The exhibition space at the main branch of the Brooklyn Public Library is a most appropriate venue in which to view Quimetta Perle’s work, since she spans the realms of fine art and book arts. Her work, along with Andrew Zarou‘s, is curently on display in the main branch’s second floor, in the balcony cases. Her books are arranged on the floor of those cases, while individual pictures, which stand alone, or could function as book pages, are displayed above, on the case wall.
Quimetta Perle works in a hybrid medium of graphic arts and fine arts materials applied to canvas and paper, or board, along with traditional “feminine” media such as embroidery, beads, and sequins. Therefore, her work does not eschew the decorative sense that was anathema to many artists I’ve met in the past, but makes a virtue of it. The current work is the brightest, most developed, and the prettiest two dimensional work of hers that I’ve seen.
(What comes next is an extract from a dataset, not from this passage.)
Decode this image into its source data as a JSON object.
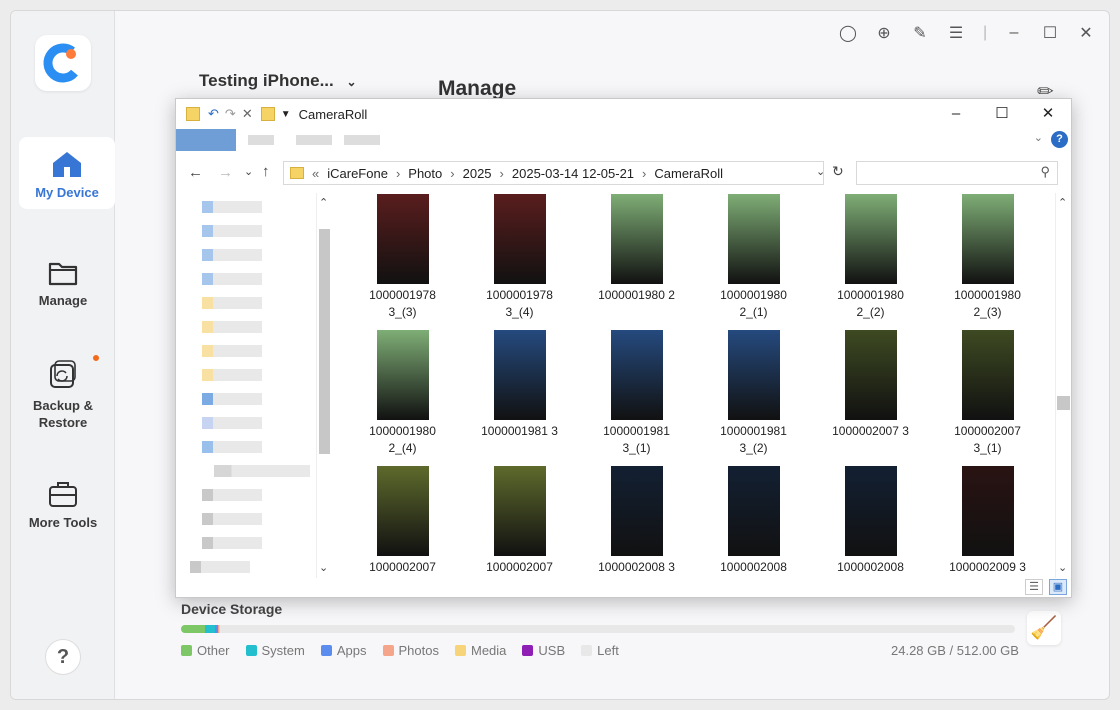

“Lost in Thought,” 2006, digital print, with sequins and beads on canvas, for example, is full of the outrageous, screaming brightness of an expanse of yellow sequins. It’s the most ambitiously scaled work (about two feet high) in the current offering. In it, a woman’s face, covering the lower right corner of the canvas, looks out, indeed, as if lost in thought. Her head of hair, defined by blue black hues, recedes spatially in comparison to the lighter, brighter, and more intense patterned green fabric surrounding her. Whether this spacial tension is intended to allude to her reverie, or to some pervasive condition in which she exists is a matter of conjecture.
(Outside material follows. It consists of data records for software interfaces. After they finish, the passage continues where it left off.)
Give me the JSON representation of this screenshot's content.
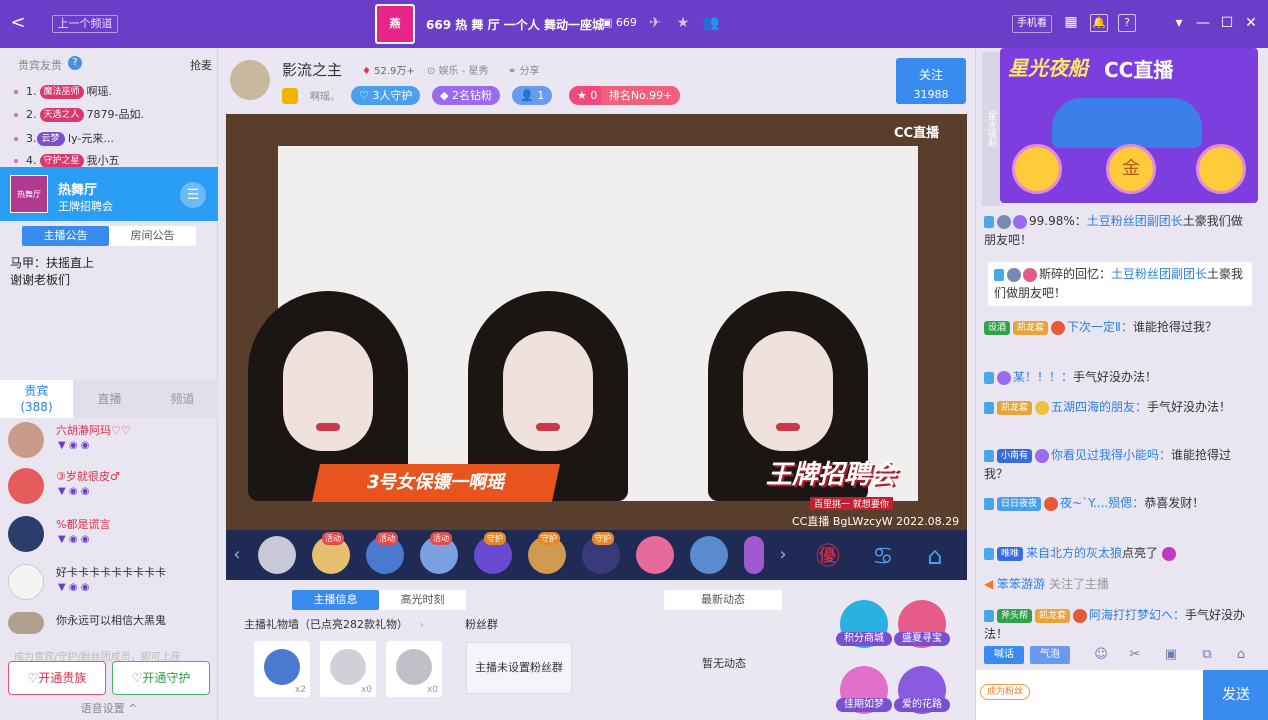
{
  "topbar": {
    "back_label": "<",
    "prev_channel": "上一个频道",
    "logo_text": "燕",
    "title": "669 热 舞 厅   一个人 舞动一座城",
    "online": "669",
    "mobile": "手机看",
    "win_min": "—",
    "win_max": "☐",
    "win_close": "✕",
    "win_menu": "▾"
  },
  "left": {
    "header": "贵宾友贵",
    "help": "?",
    "grab": "抢麦",
    "ranks": [
      {
        "n": "1.",
        "badge": "魔法巫师",
        "name": "啊瑶."
      },
      {
        "n": "2.",
        "badge": "天选之人",
        "name": "7879-品如."
      },
      {
        "n": "3.",
        "badge": "云梦",
        "name": "ly-元来..."
      },
      {
        "n": "4.",
        "badge": "守护之星",
        "name": "我小五"
      }
    ],
    "channel": {
      "thumb": "热舞厅",
      "name": "热舞厅",
      "sub": "王牌招聘会",
      "menu": "☰"
    },
    "notice_tabs": [
      "主播公告",
      "房间公告"
    ],
    "notice_text": [
      "马甲：扶摇直上",
      "谢谢老板们"
    ],
    "viewer_tabs": [
      {
        "label": "贵宾",
        "count": "(388)"
      },
      {
        "label": "直播"
      },
      {
        "label": "频道"
      }
    ],
    "viewers": [
      {
        "name": "六胡瀞阿玛♡♡"
      },
      {
        "name": "③岁就很皮♂"
      },
      {
        "name": "%都是谎言"
      },
      {
        "name": "好卡卡卡卡卡卡卡卡卡"
      },
      {
        "name": "你永远可以相信大黑鬼"
      }
    ],
    "join_hint": "成为贵宾/守护/粉丝团成员，即可上座",
    "btn_noble": "♡开通贵族",
    "btn_guard": "♡开通守护",
    "voice": "语音设置 ^"
  },
  "center": {
    "host_name": "影流之主",
    "heat": "52.9万+",
    "category": "娱乐 - 星秀",
    "share": "分享",
    "signature": "啊瑶。",
    "pills": [
      "3人守护",
      "2名钻粉",
      "1",
      "0",
      "排名No.99+"
    ],
    "follow_label": "关注",
    "follow_count": "31988",
    "cc_logo": "CC直播",
    "caption": "3号女保镖一啊瑶",
    "recruit": "王牌招聘会",
    "recruit_sub": "百里挑一 就想要你",
    "watermark": "CC直播 BgLWzcyW 2022.08.29",
    "gift_tags": [
      "活动",
      "活动",
      "活动",
      "守护",
      "守护",
      "守护"
    ],
    "btabs": [
      "主播信息",
      "高光时刻"
    ],
    "latest": "最新动态",
    "wall_label": "主播礼物墙（已点亮282款礼物）",
    "fan_label": "粉丝群",
    "wall_counts": [
      "x2",
      "x0",
      "x0"
    ],
    "fan_empty": "主播未设置粉丝群",
    "no_dynamic": "暂无动态",
    "actions": [
      "积分商城",
      "盛夏寻宝",
      "佳期如梦",
      "爱的花路"
    ]
  },
  "right": {
    "side_label": "星光夜船",
    "banner_title": "星光夜船",
    "banner_cc": "CC直播",
    "banner_coin": "金",
    "chats": [
      {
        "pre": "99.98%：",
        "user": "土豆粉丝团副团长",
        "text": "土豪我们做朋友吧！"
      },
      {
        "pre": "斯碎的回忆：",
        "user": "土豆粉丝团副团长",
        "text": "土豪我们做朋友吧！"
      },
      {
        "tag": "设酒",
        "user": "下次一定Ⅱ：",
        "text": "谁能抢得过我？"
      },
      {
        "user": "某！！！：",
        "text": "手气好没办法！"
      },
      {
        "tag": "凯龙套",
        "user": "五湖四海的朋友：",
        "text": "手气好没办法！"
      },
      {
        "tag": "小南有",
        "user": "你看见过我得小能吗：",
        "text": "谁能抢得过我？"
      },
      {
        "tag": "日日夜夜",
        "user": "夜~`Y....殒偲：",
        "text": "恭喜发财！"
      },
      {
        "tag": "唯唯",
        "user": "来自北方的灰太狼",
        "text": "点亮了"
      },
      {
        "user": "笨笨游游",
        "text": "关注了主播"
      },
      {
        "tag": "斧头帮",
        "user": "阿海打打梦幻へ：",
        "text": "手气好没办法！"
      }
    ],
    "tool_btns": [
      "喊话",
      "气泡"
    ],
    "input_badge": "成为粉丝",
    "send": "发送"
  }
}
The majority of the works, smaller in scale, about 5” X 7”, show women’s faces filling up most of the surface. They are handled simply, in the manner that Henry Matisse executed his late, calligraphic brush and ink faces. In each case, the ink color interacts with the color and pattern within each piece as an equal partner. These are then framed with sculpture wire forming loops or flame lashing patterns, disguised behind a row of sequins of a chosen color.
The single work I found the most exciting and attractive was one of these smaller pieces. “Wonderland,” 2008, digital print, sequins on board and wire, appears to have the largest pictorial scale compressed within it’s boundaries, probably due to the effective combination of broad elements and the fine drawing lines that create the wings of butterflies moving about the main figure. In this case, unusually, the figure does not fill almost the entire surface, but is confined to the middle third of an image configured like a French flag. The majority of the background is covered with a bright, very fresh green. The image is simply winning.
The show will run through June 13, 2009.
Travel information: #2 or #3 Train to Grand Army Plaza.
Library Hours: Mon. 9-6; Tues.-Thurs. 9-9; Fri. 9-6. Sun. closed.